  5. zepplin153 profile image56
    zepplin153posted 5 years ago

    This is actually quite complicated even though the underlying formula is rather simple. in short:

    Consider your time and assign a value.

    You will have to decide what you want to make per hour. We feel a fair rate of art time should vary from $15-$100 depending on image complexity and your skill level.

    Track your materials and cost of production and mark it up (or other intangibles).

    The justification for marking up your materials is to both recover your expenses on a project and be able to buy more to keep producing.
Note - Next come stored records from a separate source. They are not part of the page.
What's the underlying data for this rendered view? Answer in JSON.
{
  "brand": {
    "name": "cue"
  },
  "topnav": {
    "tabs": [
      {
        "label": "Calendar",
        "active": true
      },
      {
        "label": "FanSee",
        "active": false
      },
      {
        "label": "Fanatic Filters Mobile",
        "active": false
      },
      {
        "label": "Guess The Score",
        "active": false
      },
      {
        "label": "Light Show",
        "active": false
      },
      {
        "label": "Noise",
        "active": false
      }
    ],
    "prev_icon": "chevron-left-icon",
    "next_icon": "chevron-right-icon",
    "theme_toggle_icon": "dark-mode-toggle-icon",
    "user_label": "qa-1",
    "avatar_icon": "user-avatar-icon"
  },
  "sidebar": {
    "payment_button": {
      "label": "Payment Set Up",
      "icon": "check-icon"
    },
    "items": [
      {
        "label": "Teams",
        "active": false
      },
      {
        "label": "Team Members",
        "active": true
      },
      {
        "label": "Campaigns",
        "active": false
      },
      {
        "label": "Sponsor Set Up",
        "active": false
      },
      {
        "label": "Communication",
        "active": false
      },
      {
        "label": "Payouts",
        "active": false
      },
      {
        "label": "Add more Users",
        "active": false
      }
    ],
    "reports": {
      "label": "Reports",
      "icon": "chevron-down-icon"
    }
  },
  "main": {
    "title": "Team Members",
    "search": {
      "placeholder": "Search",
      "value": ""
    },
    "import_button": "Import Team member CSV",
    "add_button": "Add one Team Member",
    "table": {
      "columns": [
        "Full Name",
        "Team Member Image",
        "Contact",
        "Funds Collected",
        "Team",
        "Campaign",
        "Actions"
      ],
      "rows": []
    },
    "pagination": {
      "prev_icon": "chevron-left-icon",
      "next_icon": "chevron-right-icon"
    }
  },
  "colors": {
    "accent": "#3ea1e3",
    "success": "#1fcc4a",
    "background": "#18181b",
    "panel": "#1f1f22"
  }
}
A typical markup on materials is between 15%-50%. Some expenses some people forget to factor into the formula is gas, phone calls, electricity, paints, brushes, travel expenses, and many others. You really just need to think about everything involved in bringing an image to the world.

    Supply and demand

    There is one more thing to remember, if you have any image that sells better than others the price may need to be adjusted up.

    I made an excel spreadsheet that simplifies this process :
    http://www.damicogallery.com/how-to-fig … -art-work/

    If you have any trouble with it below are the manual formulas:

    1) Original painting price (what you need to make)=Time+ marked up expenses
    2) Retail Pricing for a Gallery = (100 multiplied by your price) divided by (100 minus gallery commission)

    I know it looks confusing but believe me it works every time. What it accounts for, which can be tough to accurately figure, is a gallery commission. this formula (or the spreadsheet) will make sure you hit your mark to the penny every time. This is a new calculator so please let me know if you have any input or discover any bugs. Thanks and I hope this helps.